Thursday, July 12, 2018

Associations of self-reported physical activity and depression

The purpose of a study recently published in BMC Public Health was to investigate the cross-sectional associations between self-reported physical activity (PA) and depressive symptoms and status using data from of over 10,000 Irish adults from two existing datasets, i.e. The Irish Longitudinal Study on Ageing (TILDA) and The Mitchelstown Cohort Study.
The databases of the two studies were pooled  and relevant variables were harmonized. PA was measured using the short form International Physical Activity Questionnaire. Depressive symptoms were measured by the Center for Epidemiologic Studies Depression (CES-D) questionnaire. Participants were classified as meeting World Health Organization moderate-to-vigorous PA (MVPA) guidelines or not, and divided into tertiles based on weekly minutes of MVPA. A CES-D score of ≥16 indicated elevated depressive symptoms.
Significantly higher depressive symptoms were reported by women than by men. Meeting the PA guidelines was associated with 44.7% lower odds of elevated depressive symptoms., and study participants in the highest PA tertile had 50.8% lower odds of elevated depressive symptoms, than participants in the lowest PA tertile.
In conclusion: meeting the PA guidelines was associated with lower odds of elevated depressive symptoms, and increased volumes of MVPA are associated with lower odds of elevated depressive symptoms.

Tuesday, July 10, 2018

Data on Determinants Are Needed to Curb the Sedentary Epidemic in Europe

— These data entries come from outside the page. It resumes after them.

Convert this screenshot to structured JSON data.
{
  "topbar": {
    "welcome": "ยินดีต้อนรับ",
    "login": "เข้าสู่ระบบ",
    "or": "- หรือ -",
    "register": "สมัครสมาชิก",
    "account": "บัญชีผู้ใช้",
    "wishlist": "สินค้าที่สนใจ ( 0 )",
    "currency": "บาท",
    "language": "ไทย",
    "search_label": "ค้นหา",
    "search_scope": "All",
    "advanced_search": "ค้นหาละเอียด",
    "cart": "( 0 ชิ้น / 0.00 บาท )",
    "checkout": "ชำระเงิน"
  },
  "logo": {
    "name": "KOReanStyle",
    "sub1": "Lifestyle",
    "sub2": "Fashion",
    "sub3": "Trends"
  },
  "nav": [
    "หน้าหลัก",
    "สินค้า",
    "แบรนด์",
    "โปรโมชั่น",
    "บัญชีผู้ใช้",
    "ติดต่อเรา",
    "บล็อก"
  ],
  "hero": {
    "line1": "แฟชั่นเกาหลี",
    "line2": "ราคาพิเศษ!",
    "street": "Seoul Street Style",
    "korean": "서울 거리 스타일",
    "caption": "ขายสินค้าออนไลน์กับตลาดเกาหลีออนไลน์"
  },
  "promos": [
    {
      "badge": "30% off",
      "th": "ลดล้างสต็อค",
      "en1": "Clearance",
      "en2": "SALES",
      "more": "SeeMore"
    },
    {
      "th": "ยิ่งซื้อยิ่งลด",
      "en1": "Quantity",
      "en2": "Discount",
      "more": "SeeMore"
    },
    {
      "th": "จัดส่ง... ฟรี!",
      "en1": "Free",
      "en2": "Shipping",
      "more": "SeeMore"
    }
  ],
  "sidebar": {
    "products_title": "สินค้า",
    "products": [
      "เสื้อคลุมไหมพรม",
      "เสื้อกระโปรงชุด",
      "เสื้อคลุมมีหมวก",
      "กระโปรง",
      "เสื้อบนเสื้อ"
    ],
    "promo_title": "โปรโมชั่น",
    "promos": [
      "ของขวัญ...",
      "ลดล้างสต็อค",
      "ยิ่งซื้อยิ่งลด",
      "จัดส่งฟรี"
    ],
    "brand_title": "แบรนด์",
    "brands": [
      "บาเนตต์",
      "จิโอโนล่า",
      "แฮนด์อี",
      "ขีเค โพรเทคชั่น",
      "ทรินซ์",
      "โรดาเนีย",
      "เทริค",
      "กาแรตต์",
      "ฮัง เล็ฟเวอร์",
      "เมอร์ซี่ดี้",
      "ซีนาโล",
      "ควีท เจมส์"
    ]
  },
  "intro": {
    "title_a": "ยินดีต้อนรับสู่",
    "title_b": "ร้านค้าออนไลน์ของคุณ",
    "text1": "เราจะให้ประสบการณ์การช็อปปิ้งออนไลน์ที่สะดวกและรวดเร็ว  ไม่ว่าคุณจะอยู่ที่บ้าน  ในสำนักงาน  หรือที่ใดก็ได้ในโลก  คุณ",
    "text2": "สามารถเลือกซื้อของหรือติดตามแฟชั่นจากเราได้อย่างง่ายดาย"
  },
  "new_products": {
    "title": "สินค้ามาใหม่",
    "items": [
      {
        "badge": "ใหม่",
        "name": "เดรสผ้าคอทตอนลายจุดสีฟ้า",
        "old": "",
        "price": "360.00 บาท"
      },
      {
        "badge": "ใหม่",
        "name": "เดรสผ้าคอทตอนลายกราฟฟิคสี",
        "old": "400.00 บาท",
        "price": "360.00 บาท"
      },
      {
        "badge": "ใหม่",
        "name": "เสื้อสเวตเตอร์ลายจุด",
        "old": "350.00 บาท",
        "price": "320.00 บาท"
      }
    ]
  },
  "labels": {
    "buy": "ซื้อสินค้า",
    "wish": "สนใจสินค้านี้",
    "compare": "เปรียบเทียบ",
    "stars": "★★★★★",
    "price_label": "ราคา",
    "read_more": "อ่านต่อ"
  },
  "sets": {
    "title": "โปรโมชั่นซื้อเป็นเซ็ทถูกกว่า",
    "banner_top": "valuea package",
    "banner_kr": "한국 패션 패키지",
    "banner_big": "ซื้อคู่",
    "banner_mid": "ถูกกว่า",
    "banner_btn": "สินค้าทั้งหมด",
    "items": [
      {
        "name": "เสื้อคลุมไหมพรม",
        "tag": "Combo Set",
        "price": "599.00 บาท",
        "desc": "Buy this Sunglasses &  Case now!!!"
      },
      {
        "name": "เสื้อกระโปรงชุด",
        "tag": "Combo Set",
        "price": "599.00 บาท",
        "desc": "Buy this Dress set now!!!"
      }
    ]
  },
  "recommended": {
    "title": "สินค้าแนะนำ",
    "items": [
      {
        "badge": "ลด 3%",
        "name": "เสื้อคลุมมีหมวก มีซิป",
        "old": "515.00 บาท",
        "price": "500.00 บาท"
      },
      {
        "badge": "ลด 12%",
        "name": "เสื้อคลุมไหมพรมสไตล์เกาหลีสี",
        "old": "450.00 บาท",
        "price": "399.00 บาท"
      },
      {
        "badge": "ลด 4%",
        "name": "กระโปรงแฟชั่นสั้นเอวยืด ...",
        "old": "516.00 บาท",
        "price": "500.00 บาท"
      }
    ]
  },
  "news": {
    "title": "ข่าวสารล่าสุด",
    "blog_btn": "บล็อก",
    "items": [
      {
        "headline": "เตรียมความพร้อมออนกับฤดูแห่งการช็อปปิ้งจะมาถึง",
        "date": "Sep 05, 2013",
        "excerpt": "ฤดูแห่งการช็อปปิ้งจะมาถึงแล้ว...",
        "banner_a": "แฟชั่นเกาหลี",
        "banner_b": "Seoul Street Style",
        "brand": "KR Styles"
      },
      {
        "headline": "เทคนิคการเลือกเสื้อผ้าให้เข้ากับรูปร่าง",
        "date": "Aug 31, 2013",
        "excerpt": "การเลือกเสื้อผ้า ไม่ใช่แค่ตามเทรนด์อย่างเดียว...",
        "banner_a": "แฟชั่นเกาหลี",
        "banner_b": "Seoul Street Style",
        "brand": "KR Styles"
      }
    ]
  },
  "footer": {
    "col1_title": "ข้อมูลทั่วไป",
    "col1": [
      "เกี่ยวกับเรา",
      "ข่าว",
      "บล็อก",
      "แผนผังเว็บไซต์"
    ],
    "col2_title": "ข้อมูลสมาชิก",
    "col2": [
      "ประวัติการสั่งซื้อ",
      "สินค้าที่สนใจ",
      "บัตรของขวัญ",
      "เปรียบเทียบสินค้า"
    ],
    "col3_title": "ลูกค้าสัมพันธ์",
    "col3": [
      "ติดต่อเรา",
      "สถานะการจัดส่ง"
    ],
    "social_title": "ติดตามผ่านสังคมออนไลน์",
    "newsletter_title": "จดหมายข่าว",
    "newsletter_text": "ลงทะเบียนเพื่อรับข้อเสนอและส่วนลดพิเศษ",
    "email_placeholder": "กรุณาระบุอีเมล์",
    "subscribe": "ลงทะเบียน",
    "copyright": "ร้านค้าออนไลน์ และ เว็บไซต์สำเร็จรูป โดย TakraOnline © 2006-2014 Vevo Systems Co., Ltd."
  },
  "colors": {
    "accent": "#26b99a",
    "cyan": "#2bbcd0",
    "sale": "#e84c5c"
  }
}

Societal and technological changes have resulted in sitting during most activities of daily living, such as learning, working, travelling and leisure time. Too much time spent in such sedentary activities, or 'sedentary behaviour', is a concern for public health. The European DEDIPAC (Determinants of Diet and Physical Activity) Knowledge Hub coordinated the work of 35 institutions across 12 European member states to investigate the determinants of sedentary behaviour as well as of nutrition behaviours and physical activity. In an earlier paper we provided a brief overview of relevant results of DEDIPAC. In a paper just published in the International Journal of Environment and Public Health, we summarize what was done and provide recommendations concerning research on determinants of sedentary behaviour. DEDIPAC reviewed current evidence, set a theoretical framework and harmonised the available epidemiological data.
The conclusion is that there is a dire lack of data that is exploitable across Europe to inform policy and intervention. There is an urgent need to develop international data collection compliant with FAIR (Findable, Accessible, Interoperable, Re-usable) and standardised surveillance systems for sedentary behaviour.